On sheer volume, open-borders advocates are in the catbird seat, getting exactly the open borders they have effectively been calling for.

Here is the latest from NPR:

The number of migrants apprehended at the Southern border surpassed 100,000 for the second consecutive month, according to new figures released by the Trump administration.

U.S. Customs and Border Protection apprehended 109,144 migrants in April. That is more than 5,400 over the total in the month of March, and it is the highest monthly total since 2007.

The chief of the Border Patrol, Carla Provost, told a Senate Judiciary panel that "our apprehension numbers are off the charts."

"We cannot address this crisis by shifting more resources.

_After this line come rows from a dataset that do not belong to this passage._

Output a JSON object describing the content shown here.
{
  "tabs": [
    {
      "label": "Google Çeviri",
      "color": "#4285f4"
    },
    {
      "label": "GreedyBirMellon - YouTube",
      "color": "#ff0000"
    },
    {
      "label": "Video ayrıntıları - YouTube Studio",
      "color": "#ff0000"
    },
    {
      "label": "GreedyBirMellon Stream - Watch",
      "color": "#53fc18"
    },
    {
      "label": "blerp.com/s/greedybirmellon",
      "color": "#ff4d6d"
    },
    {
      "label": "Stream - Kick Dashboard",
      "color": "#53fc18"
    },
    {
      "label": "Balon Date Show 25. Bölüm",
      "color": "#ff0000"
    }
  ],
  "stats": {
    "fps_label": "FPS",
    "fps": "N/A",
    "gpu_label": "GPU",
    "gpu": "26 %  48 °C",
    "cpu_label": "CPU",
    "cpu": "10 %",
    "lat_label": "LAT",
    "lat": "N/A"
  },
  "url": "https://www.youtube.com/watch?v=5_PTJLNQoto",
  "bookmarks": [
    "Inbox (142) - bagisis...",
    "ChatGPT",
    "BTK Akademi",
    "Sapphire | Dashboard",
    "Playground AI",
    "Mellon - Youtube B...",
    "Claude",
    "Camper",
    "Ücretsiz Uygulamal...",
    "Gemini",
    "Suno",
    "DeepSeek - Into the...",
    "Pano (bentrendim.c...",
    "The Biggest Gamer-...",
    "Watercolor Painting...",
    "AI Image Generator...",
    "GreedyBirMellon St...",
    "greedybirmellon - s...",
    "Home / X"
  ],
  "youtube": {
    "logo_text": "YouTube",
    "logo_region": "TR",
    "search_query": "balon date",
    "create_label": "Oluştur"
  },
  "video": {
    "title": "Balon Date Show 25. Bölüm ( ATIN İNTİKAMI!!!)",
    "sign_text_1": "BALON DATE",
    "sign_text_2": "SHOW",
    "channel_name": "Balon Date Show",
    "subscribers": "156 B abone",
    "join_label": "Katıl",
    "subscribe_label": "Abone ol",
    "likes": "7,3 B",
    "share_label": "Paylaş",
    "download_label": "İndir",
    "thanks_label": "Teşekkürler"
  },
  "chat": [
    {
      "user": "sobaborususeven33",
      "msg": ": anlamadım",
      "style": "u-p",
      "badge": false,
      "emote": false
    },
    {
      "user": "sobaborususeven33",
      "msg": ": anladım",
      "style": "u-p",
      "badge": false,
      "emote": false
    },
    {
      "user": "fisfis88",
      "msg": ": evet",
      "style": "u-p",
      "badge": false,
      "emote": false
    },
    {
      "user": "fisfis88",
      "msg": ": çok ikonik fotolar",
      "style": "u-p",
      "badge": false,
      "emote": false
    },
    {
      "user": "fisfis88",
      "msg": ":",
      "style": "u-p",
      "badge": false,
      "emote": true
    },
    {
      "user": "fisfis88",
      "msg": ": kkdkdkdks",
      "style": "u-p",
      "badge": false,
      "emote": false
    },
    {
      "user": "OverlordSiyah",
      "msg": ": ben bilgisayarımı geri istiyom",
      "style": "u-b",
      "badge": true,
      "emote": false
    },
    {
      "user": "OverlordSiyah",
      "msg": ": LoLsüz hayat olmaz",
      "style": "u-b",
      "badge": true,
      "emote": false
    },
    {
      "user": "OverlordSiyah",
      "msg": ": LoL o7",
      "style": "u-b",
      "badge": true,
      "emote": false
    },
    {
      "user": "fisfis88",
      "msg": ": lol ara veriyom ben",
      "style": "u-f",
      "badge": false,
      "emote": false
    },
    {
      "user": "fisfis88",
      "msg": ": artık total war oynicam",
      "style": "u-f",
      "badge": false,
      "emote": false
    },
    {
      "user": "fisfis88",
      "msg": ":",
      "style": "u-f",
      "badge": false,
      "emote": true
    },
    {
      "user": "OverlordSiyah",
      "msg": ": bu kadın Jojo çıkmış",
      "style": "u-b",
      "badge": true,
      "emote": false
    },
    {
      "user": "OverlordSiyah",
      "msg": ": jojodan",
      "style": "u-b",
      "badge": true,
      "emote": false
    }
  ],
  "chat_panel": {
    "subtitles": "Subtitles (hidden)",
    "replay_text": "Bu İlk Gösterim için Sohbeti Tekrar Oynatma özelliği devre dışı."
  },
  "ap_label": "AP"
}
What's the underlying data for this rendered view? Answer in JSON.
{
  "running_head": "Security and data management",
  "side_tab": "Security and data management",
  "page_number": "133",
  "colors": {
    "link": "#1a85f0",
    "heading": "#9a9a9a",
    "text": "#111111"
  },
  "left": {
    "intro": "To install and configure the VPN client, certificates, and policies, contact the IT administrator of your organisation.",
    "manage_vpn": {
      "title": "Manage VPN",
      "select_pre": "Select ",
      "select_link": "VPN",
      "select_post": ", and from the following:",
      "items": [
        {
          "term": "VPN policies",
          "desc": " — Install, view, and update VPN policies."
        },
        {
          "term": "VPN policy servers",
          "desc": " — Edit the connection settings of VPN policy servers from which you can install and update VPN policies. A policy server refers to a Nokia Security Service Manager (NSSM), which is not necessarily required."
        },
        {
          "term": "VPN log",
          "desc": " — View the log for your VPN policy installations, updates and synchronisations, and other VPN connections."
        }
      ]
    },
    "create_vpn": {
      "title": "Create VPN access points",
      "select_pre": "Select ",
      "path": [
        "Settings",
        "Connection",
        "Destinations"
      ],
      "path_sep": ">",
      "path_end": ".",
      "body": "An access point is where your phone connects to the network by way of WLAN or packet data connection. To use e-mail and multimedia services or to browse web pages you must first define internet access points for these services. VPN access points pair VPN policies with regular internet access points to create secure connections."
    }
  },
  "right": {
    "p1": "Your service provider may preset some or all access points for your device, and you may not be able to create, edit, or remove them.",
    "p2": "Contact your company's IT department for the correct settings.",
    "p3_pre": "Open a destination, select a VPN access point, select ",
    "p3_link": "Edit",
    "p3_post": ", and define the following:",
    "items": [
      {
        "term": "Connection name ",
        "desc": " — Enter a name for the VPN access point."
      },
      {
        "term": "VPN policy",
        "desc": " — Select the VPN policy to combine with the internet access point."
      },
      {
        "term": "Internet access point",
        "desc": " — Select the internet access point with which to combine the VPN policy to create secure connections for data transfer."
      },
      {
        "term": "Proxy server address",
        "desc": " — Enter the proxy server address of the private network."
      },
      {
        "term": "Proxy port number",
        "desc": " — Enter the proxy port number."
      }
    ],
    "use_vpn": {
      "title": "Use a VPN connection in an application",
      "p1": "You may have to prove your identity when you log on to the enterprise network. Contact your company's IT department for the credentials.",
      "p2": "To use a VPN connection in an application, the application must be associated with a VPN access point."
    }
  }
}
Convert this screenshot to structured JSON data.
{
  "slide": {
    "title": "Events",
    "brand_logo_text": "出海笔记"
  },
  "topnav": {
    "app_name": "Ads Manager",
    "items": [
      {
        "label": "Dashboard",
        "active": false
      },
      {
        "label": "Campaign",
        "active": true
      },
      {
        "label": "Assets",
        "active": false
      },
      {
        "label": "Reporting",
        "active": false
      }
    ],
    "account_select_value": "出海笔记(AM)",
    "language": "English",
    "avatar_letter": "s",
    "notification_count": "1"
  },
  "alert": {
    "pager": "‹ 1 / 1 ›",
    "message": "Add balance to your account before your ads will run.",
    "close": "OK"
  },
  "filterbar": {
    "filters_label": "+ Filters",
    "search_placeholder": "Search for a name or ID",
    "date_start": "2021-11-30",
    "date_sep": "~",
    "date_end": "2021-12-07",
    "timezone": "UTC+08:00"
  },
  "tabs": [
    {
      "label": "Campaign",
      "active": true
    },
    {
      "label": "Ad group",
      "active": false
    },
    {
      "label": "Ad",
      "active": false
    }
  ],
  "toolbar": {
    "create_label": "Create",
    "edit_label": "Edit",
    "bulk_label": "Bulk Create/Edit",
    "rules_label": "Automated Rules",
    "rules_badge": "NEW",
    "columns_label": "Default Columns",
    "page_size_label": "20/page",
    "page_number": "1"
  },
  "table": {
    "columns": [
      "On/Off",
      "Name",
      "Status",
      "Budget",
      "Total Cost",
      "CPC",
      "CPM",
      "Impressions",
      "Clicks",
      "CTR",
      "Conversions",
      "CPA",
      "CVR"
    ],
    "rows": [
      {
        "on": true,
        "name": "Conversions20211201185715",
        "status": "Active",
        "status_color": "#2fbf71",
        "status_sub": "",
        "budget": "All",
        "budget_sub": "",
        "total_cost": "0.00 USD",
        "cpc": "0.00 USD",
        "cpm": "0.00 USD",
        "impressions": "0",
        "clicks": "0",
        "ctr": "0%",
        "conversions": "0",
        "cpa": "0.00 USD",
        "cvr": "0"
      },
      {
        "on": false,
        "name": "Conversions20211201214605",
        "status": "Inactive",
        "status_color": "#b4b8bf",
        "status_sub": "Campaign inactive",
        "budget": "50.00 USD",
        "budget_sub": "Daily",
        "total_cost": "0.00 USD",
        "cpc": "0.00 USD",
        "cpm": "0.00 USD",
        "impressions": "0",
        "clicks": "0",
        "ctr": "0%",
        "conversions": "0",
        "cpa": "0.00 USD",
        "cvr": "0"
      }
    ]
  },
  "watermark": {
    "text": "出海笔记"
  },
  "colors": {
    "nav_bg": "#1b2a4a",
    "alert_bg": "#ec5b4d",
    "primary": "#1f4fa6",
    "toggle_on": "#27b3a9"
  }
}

It's like holding a bucket under a faucet. It doesn't matter how many buckets you give me if we can't turn off the flow," she said.

For the rest of us, we are about to learn just what open borders looks like. One hundred nine thousand is quite a few people, not just in a big country such as the United States, but in the countries these migrants are coming from — 1% of the population of Guatemala, 1% of the population of Honduras, taken over the course of the first seven months of the fiscal year.

Economist Hernando de Soto told me several years ago that history shows there is no stopping the movement of peoples, and while I felt disagreement with him then, it's clear that in this mass migration incident, he was in a certain way right. It's not that people are unstoppable like deer in nature, however. It's that the incentivizing laws from the U.S. — from the failure of the asylum system to keep junk claims out, to the huge banquet of 'free' benefits on offer from states, which judges have ruled no popular vote can stop, pretty well inevitably leads to the now seen open border that lawmen can no longer stop, all based on sheer volume. The law has little ballast or enforcement in the face of a migrant flood, with migrants now rolling in not just from Central America, but from all over the world